This line executes the function immediately, and only once.
import bpy
import bmesh
from mathutils.bvhtree import BVHTree
import mathutils
import math
import numpy as np

EPSILON = 0.00001
MAXIMUM_DISTANCE = 5

object_name = 'light_plane'

print(angles)

def set_positions(ob, angles, obstacles):
trees = []
for obstacle in obstacles:
bm = bmesh.new()
bm.from_object(obstacle, bpy.context.scene)
bmesh.ops.transform(bm, matrix=obstacle.matrix_world, verts=bm.verts)
trees.append(BVHTree.FromBMesh(bm, epsilon=EPSILON))

for idx, a in enumerate(angles):
min_dist = MAXIMUM_DISTANCE
v_loc = mathutils.Vector((a[0], a[1], 0)) * MAXIMUM_DISTANCE
for bvh in trees:
v = (ob.matrix_world * mathutils.Vector((a[0], a[1], 0))) - ob.location
loc, no, i, d = bvh.ray_cast(ob.location, v)
if d is not None:
if d < min_dist:
min_dist = d
v_loc = ob.matrix_world.inverted() * loc
ob.data.vertices[idx].co = v_loc

def my_handler(scene):
ob = bpy.data.objects[object_name]
selection = [oo for oo in bpy.data.objects if oo != ob]
print(ob.location)
set_positions(ob, angles, selection)

for h in bpy.app.handlers.scene_update_pre:
bpy.app.handlers.scene_update_pre.remove(h)
for h in bpy.app.handlers.frame_change_pre:
bpy.app.handlers.frame_change_pre.remove(h)
#bpy.app.handlers.scene_update_pre.append(my_handler)
#bpy.app.handlers.frame_change_pre.append(my_handler)
#my_handler(bpy.context.scene)

• Unfortunately, I'm terrible with code.
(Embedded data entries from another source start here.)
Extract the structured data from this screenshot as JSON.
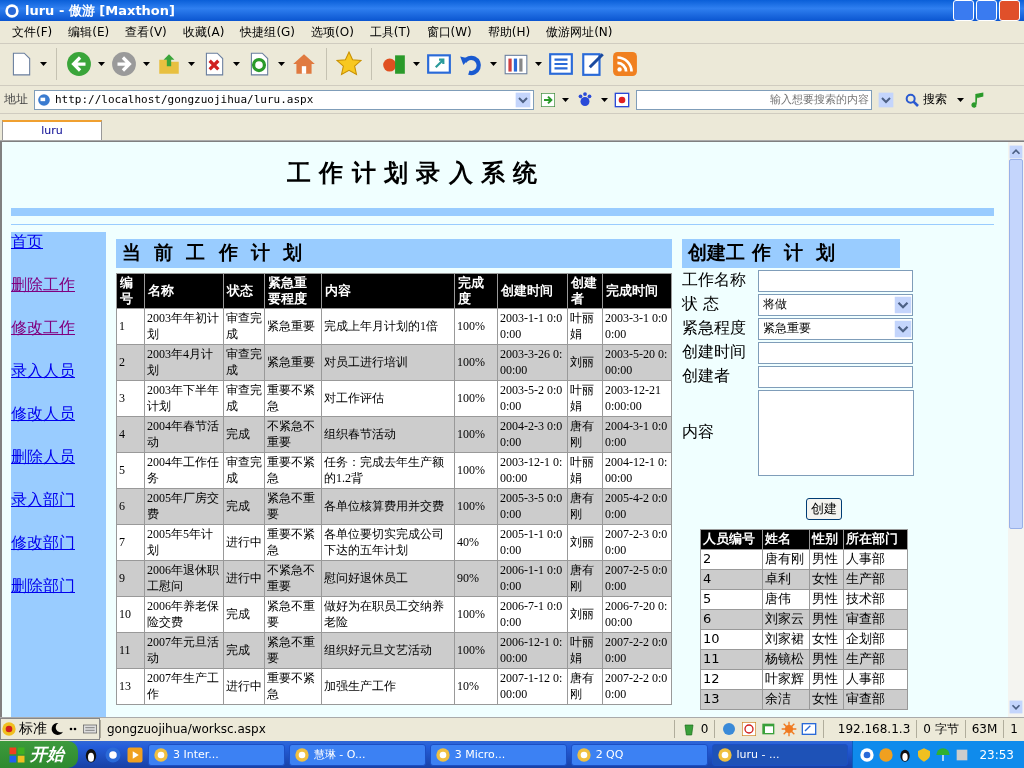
{
  "window": {
    "title": "luru - 傲游 [Maxthon]"
  },
  "menu": [
    "文件(F)",
    "编辑(E)",
    "查看(V)",
    "收藏(A)",
    "快捷组(G)",
    "选项(O)",
    "工具(T)",
    "窗口(W)",
    "帮助(H)",
    "傲游网址(N)"
  ],
  "address_bar": {
    "label": "地址",
    "url": "http://localhost/gongzuojihua/luru.aspx"
  },
  "search": {
    "placeholder": "输入想要搜索的内容",
    "button": "搜索"
  },
  "tabs": [
    {
      "label": "luru",
      "selected": true
    }
  ],
  "page": {
    "title": "工 作 计 划 录 入 系 统",
    "nav": [
      {
        "label": "首页",
        "visited": false
      },
      {
        "label": "删除工作",
        "visited": true
      },
      {
        "label": "修改工作",
        "visited": true
      },
      {
        "label": "录入人员",
        "visited": false
      },
      {
        "label": "修改人员",
        "visited": false
      },
      {
        "label": "删除人员",
        "visited": false
      },
      {
        "label": "录入部门",
        "visited": false
      },
      {
        "label": "修改部门",
        "visited": false
      },
      {
        "label": "删除部门",
        "visited": false
      }
    ],
    "plans": {
      "heading": "当  前  工  作  计  划",
      "columns": [
        "编号",
        "名称",
        "状态",
        "紧急重要程度",
        "内容",
        "完成度",
        "创建时间",
        "创建者",
        "完成时间"
      ],
      "rows": [
        [
          "1",
          "2003年年初计划",
          "审查完成",
          "紧急重要",
          "完成上年月计划的1倍",
          "100%",
          "2003-1-1 0:00:00",
          "叶丽娟",
          "2003-3-1 0:00:00"
        ],
        [
          "2",
          "2003年4月计划",
          "审查完成",
          "紧急重要",
          "对员工进行培训",
          "100%",
          "2003-3-26 0:00:00",
          "刘丽",
          "2003-5-20 0:00:00"
        ],
        [
          "3",
          "2003年下半年计划",
          "审查完成",
          "重要不紧急",
          "对工作评估",
          "100%",
          "2003-5-2 0:00:00",
          "叶丽娟",
          "2003-12-21 0:00:00"
        ],
        [
          "4",
          "2004年春节活动",
          "完成",
          "不紧急不重要",
          "组织春节活动",
          "100%",
          "2004-2-3 0:00:00",
          "唐有刚",
          "2004-3-1 0:00:00"
        ],
        [
          "5",
          "2004年工作任务",
          "审查完成",
          "重要不紧急",
          "任务：完成去年生产额的1.2背",
          "100%",
          "2003-12-1 0:00:00",
          "叶丽娟",
          "2004-12-1 0:00:00"
        ],
        [
          "6",
          "2005年厂房交费",
          "完成",
          "紧急不重要",
          "各单位核算费用并交费",
          "100%",
          "2005-3-5 0:00:00",
          "唐有刚",
          "2005-4-2 0:00:00"
        ],
        [
          "7",
          "2005年5年计划",
          "进行中",
          "重要不紧急",
          "各单位要切实完成公司下达的五年计划",
          "40%",
          "2005-1-1 0:00:00",
          "刘丽",
          "2007-2-3 0:00:00"
        ],
        [
          "9",
          "2006年退休职工慰问",
          "进行中",
          "不紧急不重要",
          "慰问好退休员工",
          "90%",
          "2006-1-1 0:00:00",
          "唐有刚",
          "2007-2-5 0:00:00"
        ],
        [
          "10",
          "2006年养老保险交费",
          "完成",
          "紧急不重要",
          "做好为在职员工交纳养老险",
          "100%",
          "2006-7-1 0:00:00",
          "刘丽",
          "2006-7-20 0:00:00"
        ],
        [
          "11",
          "2007年元旦活动",
          "完成",
          "紧急不重要",
          "组织好元旦文艺活动",
          "100%",
          "2006-12-1 0:00:00",
          "叶丽娟",
          "2007-2-2 0:00:00"
        ],
        [
          "13",
          "2007年生产工作",
          "进行中",
          "重要不紧急",
          "加强生产工作",
          "10%",
          "2007-1-12 0:00:00",
          "唐有刚",
          "2007-2-2 0:00:00"
        ]
      ]
    },
    "create": {
      "heading": "创建工 作  计  划",
      "fields": [
        {
          "label": "工作名称",
          "kind": "text"
        },
        {
          "label": "状 态",
          "kind": "select",
          "value": "将做"
        },
        {
          "label": "紧急程度",
          "kind": "select",
          "value": "紧急重要"
        },
        {
          "label": "创建时间",
          "kind": "text"
        },
        {
          "label": "创建者",
          "kind": "text"
        },
        {
          "label": "内容",
          "kind": "textarea"
        }
      ],
      "button": "创建"
    },
    "staff": {
      "columns": [
        "人员编号",
        "姓名",
        "性别",
        "所在部门"
      ],
      "rows": [
        [
          "2",
          "唐有刚",
          "男性",
          "人事部"
        ],
        [
          "4",
          "卓利",
          "女性",
          "生产部"
        ],
        [
          "5",
          "唐伟",
          "男性",
          "技术部"
        ],
        [
          "6",
          "刘家云",
          "男性",
          "审查部"
        ],
        [
          "10",
          "刘家裙",
          "女性",
          "企划部"
        ],
        [
          "11",
          "杨镜松",
          "男性",
          "生产部"
        ],
        [
          "12",
          "叶家辉",
          "男性",
          "人事部"
        ],
        [
          "13",
          "余洁",
          "女性",
          "审查部"
        ]
      ]
    }
  },
  "status_bar": {
    "ime": "标准",
    "url": "gongzuojihua/worksc.aspx",
    "count": "0",
    "ip": "192.168.1.3",
    "bytes": "0 字节",
    "memory": "63M",
    "number": "1"
  },
  "taskbar": {
    "start": "开始",
    "tasks": [
      {
        "label": "3 Inter...",
        "selected": false
      },
      {
        "label": "慧琳 - O...",
        "selected": false
      },
      {
        "label": "3 Micro...",
        "selected": false
      },
      {
        "label": "2 QQ",
        "selected": false
      },
      {
        "label": "luru - ...",
        "selected": true
      }
    ],
    "clock": "23:53"
  }
}
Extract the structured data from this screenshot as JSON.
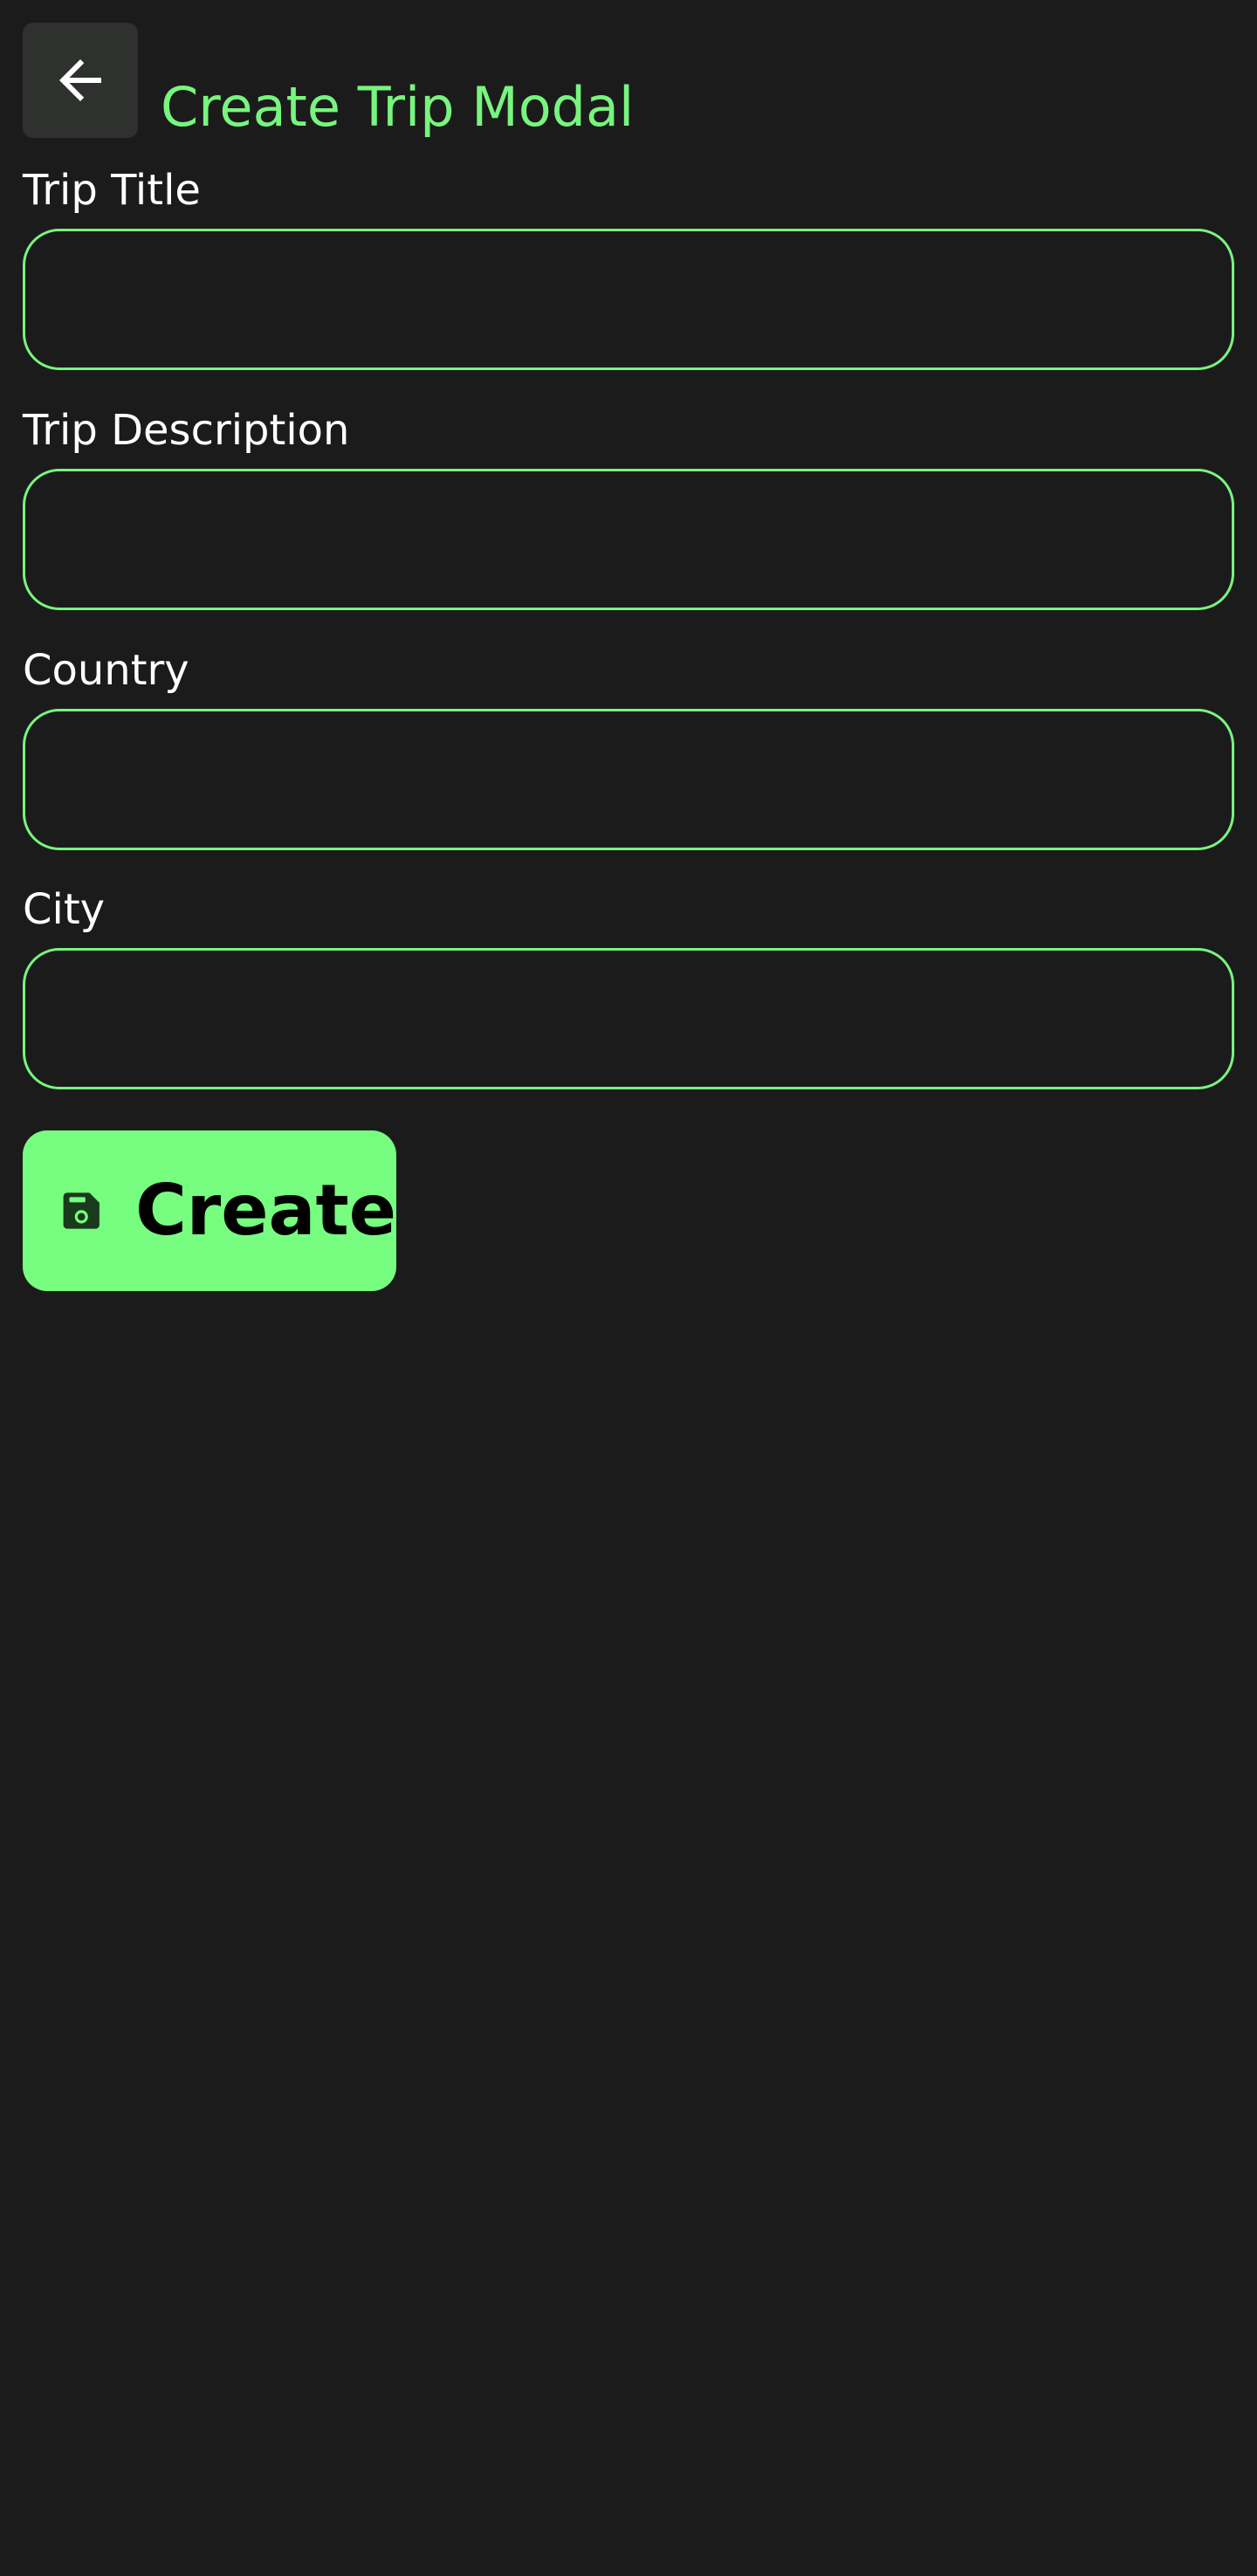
{
  "header": {
    "back_icon": "arrow-left-icon",
    "title": "Create Trip Modal"
  },
  "form": {
    "fields": [
      {
        "label": "Trip Title",
        "value": "",
        "placeholder": ""
      },
      {
        "label": "Trip Description",
        "value": "",
        "placeholder": ""
      },
      {
        "label": "Country",
        "value": "",
        "placeholder": ""
      },
      {
        "label": "City",
        "value": "",
        "placeholder": ""
      }
    ],
    "submit": {
      "icon": "save-icon",
      "label": "Create"
    }
  },
  "colors": {
    "background": "#1c1b1c",
    "accent": "#77f57e",
    "button_bg": "#77fd7f",
    "back_button_bg": "#2e312d",
    "label_text": "#ffffff"
  }
}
I ran the first script and it gave me the arc. I made the face, then I ran the second script...and nothing happened. – Legoman May 28 '18 at 17:00
• @Legoman Did you remember to uncomment the second last line by removing the # symbol. Did you check that the created object was correctly named "light_plane"? Did you look in the console for error messages? – Leander May 28 '18 at 17:02
• Yes, tried all of those. Does running the script multiple times (trying each of the uncommenting options) mess things up? – Legoman May 28 '18 at 17:58
• If you have trouble reproducing the steps you can open up a new question particularising this specific problem. – Leander Jun 6 '18 at 8:09

I came up with a hacky way to do it. (I am also working on another solution that would work much better but running into problems with that one. I will update this answer with a 2nd option when I figure it out).

I just created a plane scaled on Y to make it thin and subdivided about 6 times.

I created a very small and sharp spot light.

Put a hair particle system on the thin plane and chose the spot light as the object. (More details on how to do this ).

Make sure your particles system is set to faces and even distribution. Then just put as many particles (lights) until it makes a straight line. I used about 350.

Then I made another plane for the "filled in part". The node set up is just an emission shader with some noise and wave node mixed in.

This way creates LOTS of noise and computer gets slow. So may need very high samples and will have to clamp indirect and possibly direct lights.

• Yeeks, that's not the most practical method....looking forward to your second method! – Legoman May 25 '18 at 20:30